WORK TO COMPLETE:
Find the string "abbr" in the data, then copy every line where it is found.

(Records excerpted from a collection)

════════════════

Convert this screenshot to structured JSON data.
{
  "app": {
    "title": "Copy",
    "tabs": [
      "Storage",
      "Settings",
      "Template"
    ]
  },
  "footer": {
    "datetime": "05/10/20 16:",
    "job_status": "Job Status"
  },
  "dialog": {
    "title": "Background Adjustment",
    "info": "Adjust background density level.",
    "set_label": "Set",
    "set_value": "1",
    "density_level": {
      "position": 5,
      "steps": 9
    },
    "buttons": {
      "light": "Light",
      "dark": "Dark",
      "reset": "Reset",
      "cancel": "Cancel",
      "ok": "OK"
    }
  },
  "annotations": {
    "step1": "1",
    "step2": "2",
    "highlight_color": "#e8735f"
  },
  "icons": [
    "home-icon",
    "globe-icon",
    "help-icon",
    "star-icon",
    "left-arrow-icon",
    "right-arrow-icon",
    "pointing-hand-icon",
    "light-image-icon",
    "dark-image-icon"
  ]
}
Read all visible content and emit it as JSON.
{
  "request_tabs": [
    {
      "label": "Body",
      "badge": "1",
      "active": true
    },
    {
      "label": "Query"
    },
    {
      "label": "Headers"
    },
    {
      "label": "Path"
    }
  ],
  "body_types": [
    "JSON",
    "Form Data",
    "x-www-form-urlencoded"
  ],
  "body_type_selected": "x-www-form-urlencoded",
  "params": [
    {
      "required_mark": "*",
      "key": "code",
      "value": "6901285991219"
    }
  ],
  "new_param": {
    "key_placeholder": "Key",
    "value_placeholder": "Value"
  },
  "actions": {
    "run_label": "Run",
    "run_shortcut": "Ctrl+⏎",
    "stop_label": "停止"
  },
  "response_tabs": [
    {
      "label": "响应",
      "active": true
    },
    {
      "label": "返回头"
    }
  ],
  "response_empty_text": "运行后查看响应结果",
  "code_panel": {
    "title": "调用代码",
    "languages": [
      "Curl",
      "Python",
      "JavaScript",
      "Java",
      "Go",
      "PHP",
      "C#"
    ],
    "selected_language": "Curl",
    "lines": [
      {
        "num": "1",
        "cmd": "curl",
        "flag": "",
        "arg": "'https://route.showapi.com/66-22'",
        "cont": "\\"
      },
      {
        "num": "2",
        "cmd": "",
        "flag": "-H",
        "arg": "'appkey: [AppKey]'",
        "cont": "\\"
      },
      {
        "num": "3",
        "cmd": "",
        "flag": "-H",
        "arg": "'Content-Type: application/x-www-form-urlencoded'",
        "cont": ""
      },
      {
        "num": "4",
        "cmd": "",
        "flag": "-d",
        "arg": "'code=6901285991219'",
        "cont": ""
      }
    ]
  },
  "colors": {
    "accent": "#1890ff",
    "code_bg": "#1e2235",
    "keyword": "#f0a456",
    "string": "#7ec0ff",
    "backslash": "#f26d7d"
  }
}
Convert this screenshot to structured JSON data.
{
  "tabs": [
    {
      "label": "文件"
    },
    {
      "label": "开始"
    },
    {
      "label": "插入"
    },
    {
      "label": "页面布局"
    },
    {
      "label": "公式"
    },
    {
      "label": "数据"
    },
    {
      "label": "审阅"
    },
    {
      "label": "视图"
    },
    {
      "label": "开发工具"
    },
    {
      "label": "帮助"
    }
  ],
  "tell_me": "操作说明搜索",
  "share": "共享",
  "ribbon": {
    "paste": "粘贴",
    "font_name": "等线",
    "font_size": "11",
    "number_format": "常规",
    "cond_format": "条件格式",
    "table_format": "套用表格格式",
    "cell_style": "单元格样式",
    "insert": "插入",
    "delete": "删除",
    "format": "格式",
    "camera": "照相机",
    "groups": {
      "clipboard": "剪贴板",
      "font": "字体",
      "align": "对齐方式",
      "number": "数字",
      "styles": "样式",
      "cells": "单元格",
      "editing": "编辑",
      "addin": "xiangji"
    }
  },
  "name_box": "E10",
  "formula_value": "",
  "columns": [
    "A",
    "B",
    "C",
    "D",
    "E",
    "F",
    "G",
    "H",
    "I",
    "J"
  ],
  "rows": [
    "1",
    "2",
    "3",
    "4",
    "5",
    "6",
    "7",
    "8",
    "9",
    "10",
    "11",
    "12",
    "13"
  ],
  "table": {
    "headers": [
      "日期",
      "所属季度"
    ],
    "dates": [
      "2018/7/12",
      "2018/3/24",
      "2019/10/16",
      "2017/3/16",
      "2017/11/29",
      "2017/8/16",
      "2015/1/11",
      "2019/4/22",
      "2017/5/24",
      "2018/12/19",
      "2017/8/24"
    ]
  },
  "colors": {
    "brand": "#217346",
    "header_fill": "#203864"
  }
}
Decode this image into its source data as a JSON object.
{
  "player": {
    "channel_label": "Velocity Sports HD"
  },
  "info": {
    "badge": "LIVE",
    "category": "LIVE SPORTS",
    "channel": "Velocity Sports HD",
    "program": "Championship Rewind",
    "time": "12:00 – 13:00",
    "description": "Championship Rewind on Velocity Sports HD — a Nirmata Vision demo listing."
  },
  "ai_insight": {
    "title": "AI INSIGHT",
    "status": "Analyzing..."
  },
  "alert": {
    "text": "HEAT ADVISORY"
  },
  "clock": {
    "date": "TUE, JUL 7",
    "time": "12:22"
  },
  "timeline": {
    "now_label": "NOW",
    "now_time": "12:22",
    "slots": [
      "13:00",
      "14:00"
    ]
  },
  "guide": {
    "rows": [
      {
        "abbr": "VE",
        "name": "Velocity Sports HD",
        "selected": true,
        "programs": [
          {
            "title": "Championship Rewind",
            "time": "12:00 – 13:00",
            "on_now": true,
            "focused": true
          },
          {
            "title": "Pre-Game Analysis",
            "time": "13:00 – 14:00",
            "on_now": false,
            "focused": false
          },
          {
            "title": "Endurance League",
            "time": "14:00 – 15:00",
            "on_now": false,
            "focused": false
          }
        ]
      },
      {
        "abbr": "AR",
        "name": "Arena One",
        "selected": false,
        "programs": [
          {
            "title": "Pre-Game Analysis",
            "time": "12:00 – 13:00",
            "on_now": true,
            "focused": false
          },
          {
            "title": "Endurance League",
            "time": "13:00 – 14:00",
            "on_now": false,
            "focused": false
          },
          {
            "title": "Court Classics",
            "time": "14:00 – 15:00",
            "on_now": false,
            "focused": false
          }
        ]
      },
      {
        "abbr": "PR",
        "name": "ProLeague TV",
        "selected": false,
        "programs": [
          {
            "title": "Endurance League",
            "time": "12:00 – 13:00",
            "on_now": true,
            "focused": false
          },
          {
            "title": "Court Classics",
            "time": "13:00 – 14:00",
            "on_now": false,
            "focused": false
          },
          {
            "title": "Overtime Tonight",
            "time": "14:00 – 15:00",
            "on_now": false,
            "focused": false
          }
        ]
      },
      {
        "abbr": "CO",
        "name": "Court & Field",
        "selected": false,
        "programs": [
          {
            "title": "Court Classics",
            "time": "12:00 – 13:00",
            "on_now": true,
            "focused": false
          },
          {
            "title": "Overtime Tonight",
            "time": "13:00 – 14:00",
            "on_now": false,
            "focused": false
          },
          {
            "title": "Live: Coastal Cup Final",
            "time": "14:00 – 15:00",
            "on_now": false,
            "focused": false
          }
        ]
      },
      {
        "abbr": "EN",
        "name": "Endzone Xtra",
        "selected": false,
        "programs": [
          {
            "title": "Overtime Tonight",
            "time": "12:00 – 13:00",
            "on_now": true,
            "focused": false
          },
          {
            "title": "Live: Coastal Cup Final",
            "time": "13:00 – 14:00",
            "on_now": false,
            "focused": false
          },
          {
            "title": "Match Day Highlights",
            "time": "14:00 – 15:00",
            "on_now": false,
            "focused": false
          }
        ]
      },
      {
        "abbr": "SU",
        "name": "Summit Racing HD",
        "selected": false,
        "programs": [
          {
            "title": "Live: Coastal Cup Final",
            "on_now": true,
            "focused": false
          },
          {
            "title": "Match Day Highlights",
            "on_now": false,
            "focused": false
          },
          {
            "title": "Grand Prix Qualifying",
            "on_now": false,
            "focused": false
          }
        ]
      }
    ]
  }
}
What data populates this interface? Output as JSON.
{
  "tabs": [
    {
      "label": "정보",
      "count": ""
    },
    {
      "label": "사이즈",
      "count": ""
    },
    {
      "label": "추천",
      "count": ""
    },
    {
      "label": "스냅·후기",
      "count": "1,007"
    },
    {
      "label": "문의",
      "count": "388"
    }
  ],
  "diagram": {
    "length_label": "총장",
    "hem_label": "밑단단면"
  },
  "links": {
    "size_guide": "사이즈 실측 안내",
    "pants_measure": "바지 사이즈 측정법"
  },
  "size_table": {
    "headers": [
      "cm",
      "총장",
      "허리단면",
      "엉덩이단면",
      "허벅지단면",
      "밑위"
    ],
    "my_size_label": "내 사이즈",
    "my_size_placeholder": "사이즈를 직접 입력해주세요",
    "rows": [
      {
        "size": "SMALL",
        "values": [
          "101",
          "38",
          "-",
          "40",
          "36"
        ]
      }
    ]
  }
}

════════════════

TASK ANSWER:
        "abbr": "VE",
        "abbr": "AR",
        "abbr": "PR",
        "abbr": "CO",
        "abbr": "EN",
        "abbr": "SU",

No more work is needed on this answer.